This paper examines the experiences of Indo-Canadian and Greek women employed in the lower echelons of the Canadian labour force, the majority of whom are unable to communicate fluently in English. The paper begins with a phenomenological description of the circumstances surrounding the lives of women, and proceeds to locate women’s experiences within the broader social structure. It is argued that the problems experienced by immigrant women should be understood not only in terms of their “cultural” differences, but also in the context of the larger social organization and ideological structures which generate particular types of experiences.
OBJECTIVE:This study aimed to identify the various challenges encountered by peer support workers in Western Australia in the course of their work and to identify possible solutions to those challenges.
We used the nominal group technique to collect and analyze the data.
The main challenge encountered by participants was a lack of understanding of the peer support worker role which caused them to experience a sense of exclusion. The main solution focused on strategies to educate consumers, managers, and health professionals about the peer support worker role.
CONCLUSION AND IMPLICATIONS FOR PRACTICE:
Managers have a responsibility to be informed about the peer support worker role and communicate role related information to other team members to ensure that peer support workers are included as part of the health team.
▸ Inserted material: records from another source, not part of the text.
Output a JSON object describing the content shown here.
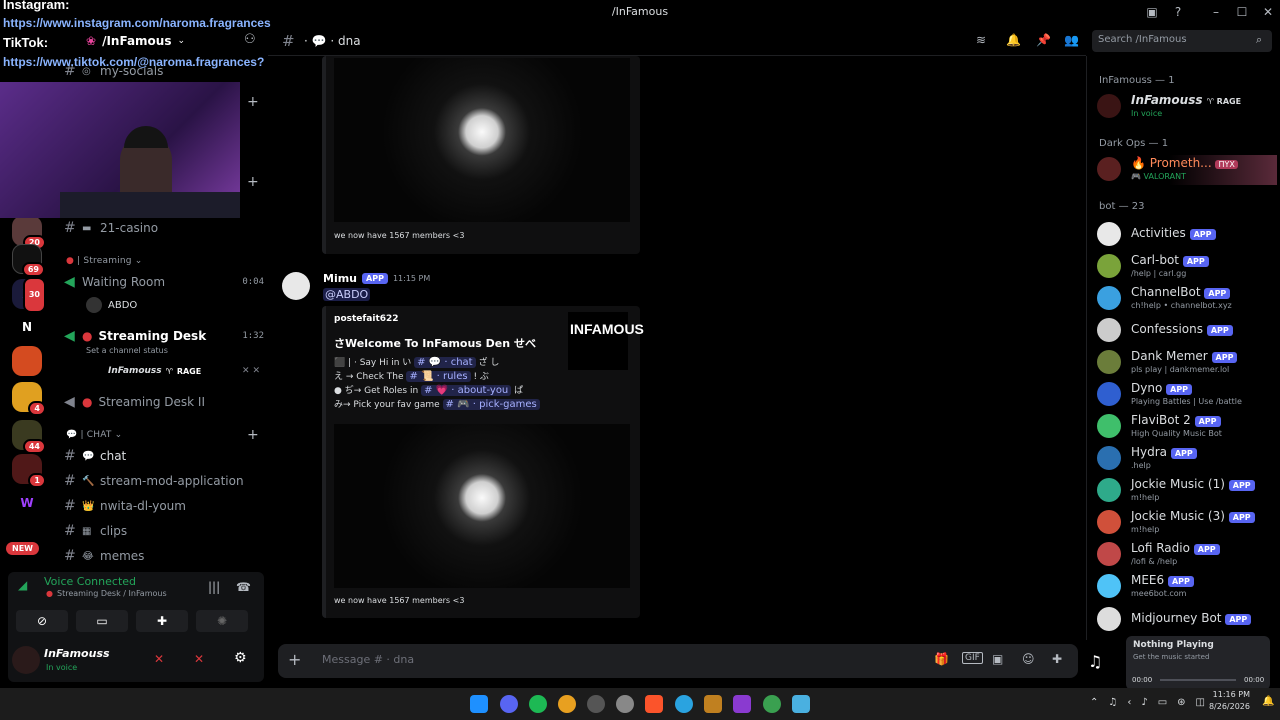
{
  "window": {
    "title": "/InFamous"
  },
  "overlay": {
    "instagram_label": "Instagram:",
    "instagram_url": "https://www.instagram.com/naroma.fragrances",
    "tiktok_label": "TikTok:",
    "tiktok_url": "https://www.tiktok.com/@naroma.fragrances?"
  },
  "server": {
    "name": "/InFamous"
  },
  "rail_badges": [
    "20",
    "69",
    "30",
    "4",
    "44",
    "1"
  ],
  "rail_new": "NEW",
  "channels": {
    "partial_top": "my-socials",
    "casino": "21-casino",
    "streaming_category": "| Streaming",
    "waiting_room": "Waiting Room",
    "waiting_time": "0:04",
    "waiting_user": "ABDO",
    "streaming_desk": "Streaming Desk",
    "streaming_desk_time": "1:32",
    "channel_status": "Set a channel status",
    "desk_user": "InFamouss",
    "desk_user_tag": "RAGE",
    "streaming_desk_2": "Streaming Desk II",
    "chat_category": "| CHAT",
    "text_channels": [
      "chat",
      "stream-mod-application",
      "nwita-dl-youm",
      "clips",
      "memes"
    ]
  },
  "voice": {
    "status": "Voice Connected",
    "location": "Streaming Desk / InFamous"
  },
  "user": {
    "name": "InFamouss",
    "status": "In voice"
  },
  "chat_header": {
    "channel": "dna",
    "search_placeholder": "Search /InFamous"
  },
  "messages": {
    "embed1_footer": "we now have 1567 members <3",
    "author": "Mimu",
    "app_tag": "APP",
    "time": "11:15 PM",
    "mention": "@ABDO",
    "embed2": {
      "author": "postefait622",
      "title": "Welcome To InFamous Den",
      "logo_text": "INFAMOUS",
      "lines": [
        {
          "prefix": "Say Hi in",
          "chip": "chat"
        },
        {
          "prefix": "Check The",
          "chip": "rules"
        },
        {
          "prefix": "Get Roles in",
          "chip": "about-you"
        },
        {
          "prefix": "Pick your fav game",
          "chip": "pick-games"
        }
      ],
      "footer": "we now have 1567 members <3"
    }
  },
  "input": {
    "placeholder": "Message # · dna"
  },
  "members": {
    "group1": "InFamouss — 1",
    "m1": {
      "name": "InFamouss",
      "tag": "RAGE",
      "status": "In voice"
    },
    "group2": "Dark Ops — 1",
    "m2": {
      "name": "Prometh...",
      "tag": "ПYX",
      "status": "VALORANT"
    },
    "group3": "bot — 23",
    "bots": [
      {
        "name": "Activities",
        "status": "",
        "color": "#e8e8e8"
      },
      {
        "name": "Carl-bot",
        "status": "/help | carl.gg",
        "color": "#7aa33a"
      },
      {
        "name": "ChannelBot",
        "status": "ch!help • channelbot.xyz",
        "color": "#3aa0e0"
      },
      {
        "name": "Confessions",
        "status": "",
        "color": "#cccccc"
      },
      {
        "name": "Dank Memer",
        "status": "pls play | dankmemer.lol",
        "color": "#6b7d3a"
      },
      {
        "name": "Dyno",
        "status": "Playing Battles | Use /battle",
        "color": "#2f5fd0"
      },
      {
        "name": "FlaviBot 2",
        "status": "High Quality Music Bot",
        "color": "#3fbf6b"
      },
      {
        "name": "Hydra",
        "status": ".help",
        "color": "#2a6fb0"
      },
      {
        "name": "Jockie Music (1)",
        "status": "m!help",
        "color": "#2eaa8a"
      },
      {
        "name": "Jockie Music (3)",
        "status": "m!help",
        "color": "#d0503a"
      },
      {
        "name": "Lofi Radio",
        "status": "/lofi & /help",
        "color": "#c04848"
      },
      {
        "name": "MEE6",
        "status": "mee6bot.com",
        "color": "#4fc3f7"
      },
      {
        "name": "Midjourney Bot",
        "status": "",
        "color": "#dddddd"
      }
    ]
  },
  "now_playing": {
    "title": "Nothing Playing",
    "subtitle": "Get the music started",
    "time_start": "00:00",
    "time_end": "00:00"
  },
  "taskbar": {
    "time": "11:16 PM",
    "date": "8/26/2026"
  }
}
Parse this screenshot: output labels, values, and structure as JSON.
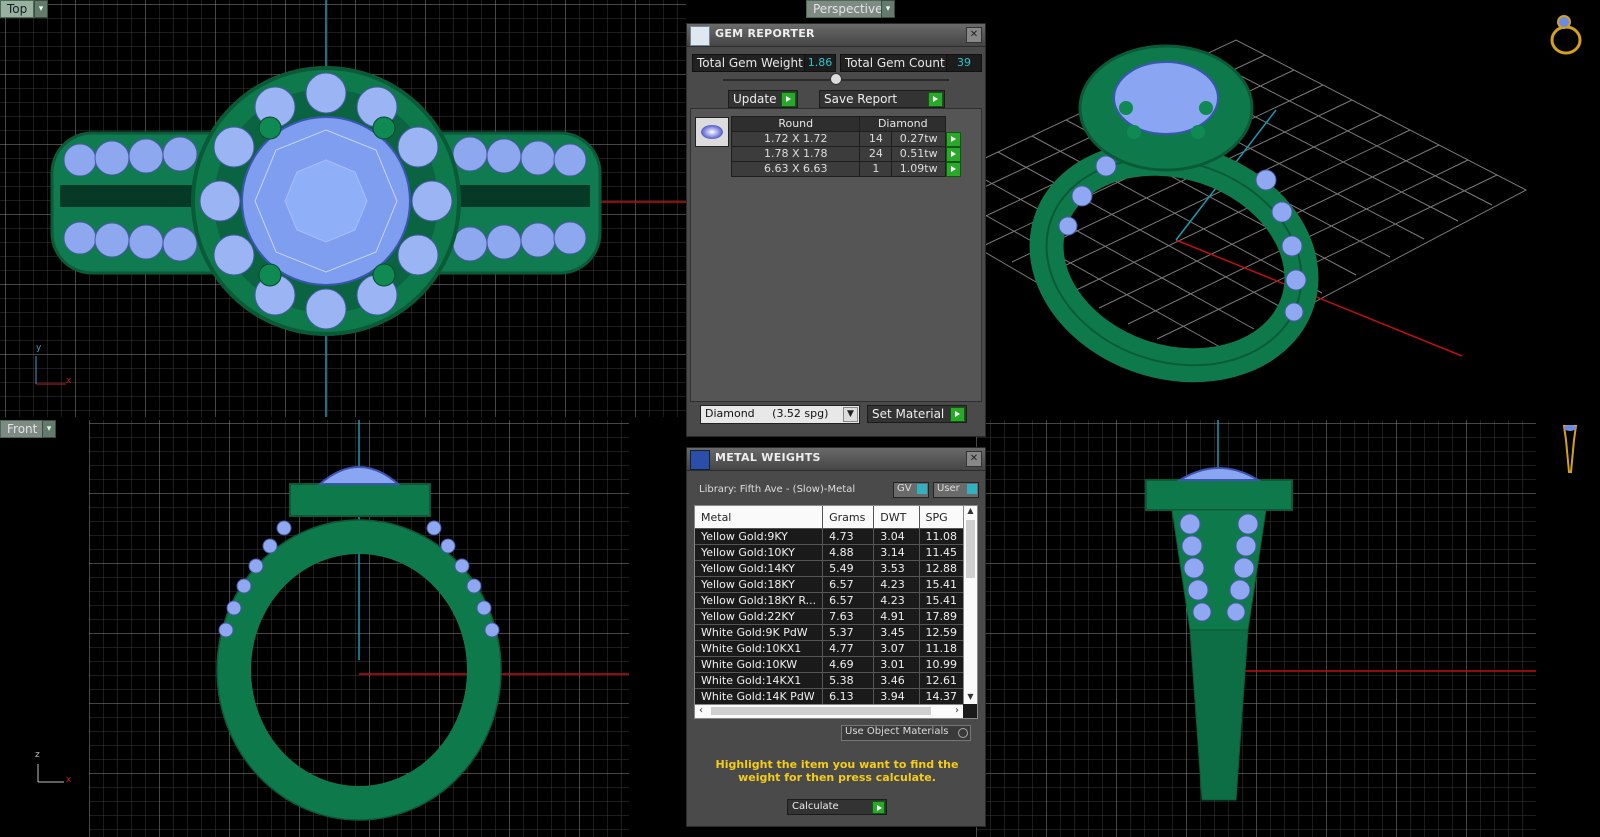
{
  "viewports": {
    "top": {
      "label": "Top",
      "axis_h": "y",
      "axis_v": "x"
    },
    "perspective": {
      "label": "Perspective"
    },
    "front": {
      "label": "Front",
      "axis_h": "z",
      "axis_v": "x"
    }
  },
  "gem_reporter": {
    "title": "GEM REPORTER",
    "total_weight_label": "Total Gem Weight",
    "total_weight_value": "1.86",
    "total_count_label": "Total Gem Count",
    "total_count_value": "39",
    "update_label": "Update",
    "save_label": "Save Report",
    "table_header_shape": "Round",
    "table_header_type": "Diamond",
    "rows": [
      {
        "size": "1.72 X 1.72",
        "count": "14",
        "weight": "0.27tw"
      },
      {
        "size": "1.78 X 1.78",
        "count": "24",
        "weight": "0.51tw"
      },
      {
        "size": "6.63 X 6.63",
        "count": "1",
        "weight": "1.09tw"
      }
    ],
    "material_select": "Diamond     (3.52 spg)",
    "set_material_label": "Set Material"
  },
  "metal_weights": {
    "title": "METAL WEIGHTS",
    "library": "Library: Fifth Ave - (Slow)-Metal",
    "gv_label": "GV",
    "user_label": "User",
    "columns": [
      "Metal",
      "Grams",
      "DWT",
      "SPG"
    ],
    "rows": [
      [
        "Yellow Gold:9KY",
        "4.73",
        "3.04",
        "11.08"
      ],
      [
        "Yellow Gold:10KY",
        "4.88",
        "3.14",
        "11.45"
      ],
      [
        "Yellow Gold:14KY",
        "5.49",
        "3.53",
        "12.88"
      ],
      [
        "Yellow Gold:18KY",
        "6.57",
        "4.23",
        "15.41"
      ],
      [
        "Yellow Gold:18KY R...",
        "6.57",
        "4.23",
        "15.41"
      ],
      [
        "Yellow Gold:22KY",
        "7.63",
        "4.91",
        "17.89"
      ],
      [
        "White Gold:9K PdW",
        "5.37",
        "3.45",
        "12.59"
      ],
      [
        "White Gold:10KX1",
        "4.77",
        "3.07",
        "11.18"
      ],
      [
        "White Gold:10KW",
        "4.69",
        "3.01",
        "10.99"
      ],
      [
        "White Gold:14KX1",
        "5.38",
        "3.46",
        "12.61"
      ],
      [
        "White Gold:14K PdW",
        "6.13",
        "3.94",
        "14.37"
      ]
    ],
    "use_object_label": "Use Object Materials",
    "hint": "Highlight the item you want to find the weight for then press calculate.",
    "calculate_label": "Calculate"
  }
}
Implications for practice therefore center on training for managers and inclusion of the peer support worker role in orientation programs. Further, if these steps are not undertaken, a valuable resource could be lost to a health service to the detriment of persons with a mental illness.